• _RECORDED DATA_:
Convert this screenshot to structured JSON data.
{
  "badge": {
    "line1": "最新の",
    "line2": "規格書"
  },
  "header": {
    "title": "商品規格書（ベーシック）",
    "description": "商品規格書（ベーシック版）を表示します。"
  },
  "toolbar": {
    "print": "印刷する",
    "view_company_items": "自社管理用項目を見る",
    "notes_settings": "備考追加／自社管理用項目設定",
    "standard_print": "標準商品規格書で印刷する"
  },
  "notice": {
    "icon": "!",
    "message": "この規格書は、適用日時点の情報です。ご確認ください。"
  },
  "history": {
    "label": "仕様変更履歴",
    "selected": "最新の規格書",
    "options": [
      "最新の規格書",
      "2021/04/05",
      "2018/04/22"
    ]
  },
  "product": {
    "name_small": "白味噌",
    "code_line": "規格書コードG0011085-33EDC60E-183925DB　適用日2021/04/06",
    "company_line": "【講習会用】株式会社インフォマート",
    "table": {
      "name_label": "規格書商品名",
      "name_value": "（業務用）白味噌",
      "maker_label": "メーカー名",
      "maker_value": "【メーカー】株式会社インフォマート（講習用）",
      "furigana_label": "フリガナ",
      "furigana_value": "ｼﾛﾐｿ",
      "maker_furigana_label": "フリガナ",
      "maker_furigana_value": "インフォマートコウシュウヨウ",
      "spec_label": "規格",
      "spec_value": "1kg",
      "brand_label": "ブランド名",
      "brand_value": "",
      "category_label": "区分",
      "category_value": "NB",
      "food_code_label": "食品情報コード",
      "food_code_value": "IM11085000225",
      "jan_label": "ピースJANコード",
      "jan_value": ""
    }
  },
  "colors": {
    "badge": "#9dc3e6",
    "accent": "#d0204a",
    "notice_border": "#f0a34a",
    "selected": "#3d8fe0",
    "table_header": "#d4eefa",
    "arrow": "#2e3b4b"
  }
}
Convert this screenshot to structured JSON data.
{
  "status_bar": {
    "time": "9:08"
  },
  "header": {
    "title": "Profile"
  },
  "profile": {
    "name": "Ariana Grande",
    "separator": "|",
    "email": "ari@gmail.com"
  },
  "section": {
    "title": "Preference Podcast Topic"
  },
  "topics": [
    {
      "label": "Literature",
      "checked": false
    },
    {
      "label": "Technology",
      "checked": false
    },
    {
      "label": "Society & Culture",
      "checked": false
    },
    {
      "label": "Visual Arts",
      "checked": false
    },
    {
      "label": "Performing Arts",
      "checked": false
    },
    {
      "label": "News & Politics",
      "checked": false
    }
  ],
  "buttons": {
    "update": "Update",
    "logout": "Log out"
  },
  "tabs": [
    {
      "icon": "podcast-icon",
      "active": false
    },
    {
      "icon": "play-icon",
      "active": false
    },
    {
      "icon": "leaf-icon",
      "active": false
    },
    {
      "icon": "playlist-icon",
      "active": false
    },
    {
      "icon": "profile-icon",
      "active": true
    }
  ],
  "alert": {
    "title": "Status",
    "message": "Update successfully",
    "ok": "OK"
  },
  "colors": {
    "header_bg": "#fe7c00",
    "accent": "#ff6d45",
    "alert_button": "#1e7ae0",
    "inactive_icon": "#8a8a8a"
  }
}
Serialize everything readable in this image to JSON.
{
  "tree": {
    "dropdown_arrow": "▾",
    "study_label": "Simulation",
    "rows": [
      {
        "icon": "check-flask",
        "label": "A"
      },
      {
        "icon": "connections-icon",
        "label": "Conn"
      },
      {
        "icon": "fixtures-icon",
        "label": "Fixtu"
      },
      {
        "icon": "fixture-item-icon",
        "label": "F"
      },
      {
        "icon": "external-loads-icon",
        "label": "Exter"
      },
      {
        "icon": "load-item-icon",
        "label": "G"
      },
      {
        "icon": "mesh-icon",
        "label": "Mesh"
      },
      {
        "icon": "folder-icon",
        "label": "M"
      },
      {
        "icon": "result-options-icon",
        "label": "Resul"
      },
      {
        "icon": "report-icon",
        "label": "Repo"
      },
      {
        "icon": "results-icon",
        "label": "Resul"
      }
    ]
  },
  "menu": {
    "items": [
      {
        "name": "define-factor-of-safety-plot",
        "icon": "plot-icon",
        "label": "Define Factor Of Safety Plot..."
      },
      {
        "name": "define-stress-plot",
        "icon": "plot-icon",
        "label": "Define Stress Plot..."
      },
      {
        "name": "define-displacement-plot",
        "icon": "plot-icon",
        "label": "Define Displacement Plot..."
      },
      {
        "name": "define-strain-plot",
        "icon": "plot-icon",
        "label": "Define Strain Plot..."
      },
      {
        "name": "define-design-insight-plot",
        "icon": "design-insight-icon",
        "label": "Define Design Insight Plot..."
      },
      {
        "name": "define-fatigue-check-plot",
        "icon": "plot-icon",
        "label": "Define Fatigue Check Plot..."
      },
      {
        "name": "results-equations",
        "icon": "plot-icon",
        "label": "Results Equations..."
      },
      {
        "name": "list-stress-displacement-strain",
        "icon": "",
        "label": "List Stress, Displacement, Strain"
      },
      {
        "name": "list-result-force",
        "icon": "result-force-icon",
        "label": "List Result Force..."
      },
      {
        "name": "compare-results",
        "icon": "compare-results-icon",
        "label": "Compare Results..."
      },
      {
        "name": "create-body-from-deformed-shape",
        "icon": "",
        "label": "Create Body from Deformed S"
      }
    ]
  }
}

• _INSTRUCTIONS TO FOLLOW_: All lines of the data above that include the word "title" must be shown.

• _OUTPUT FOR THIS TASK_:
    "title": "商品規格書（ベーシック）",
    "title": "Profile"
    "title": "Preference Podcast Topic"
    "title": "Status",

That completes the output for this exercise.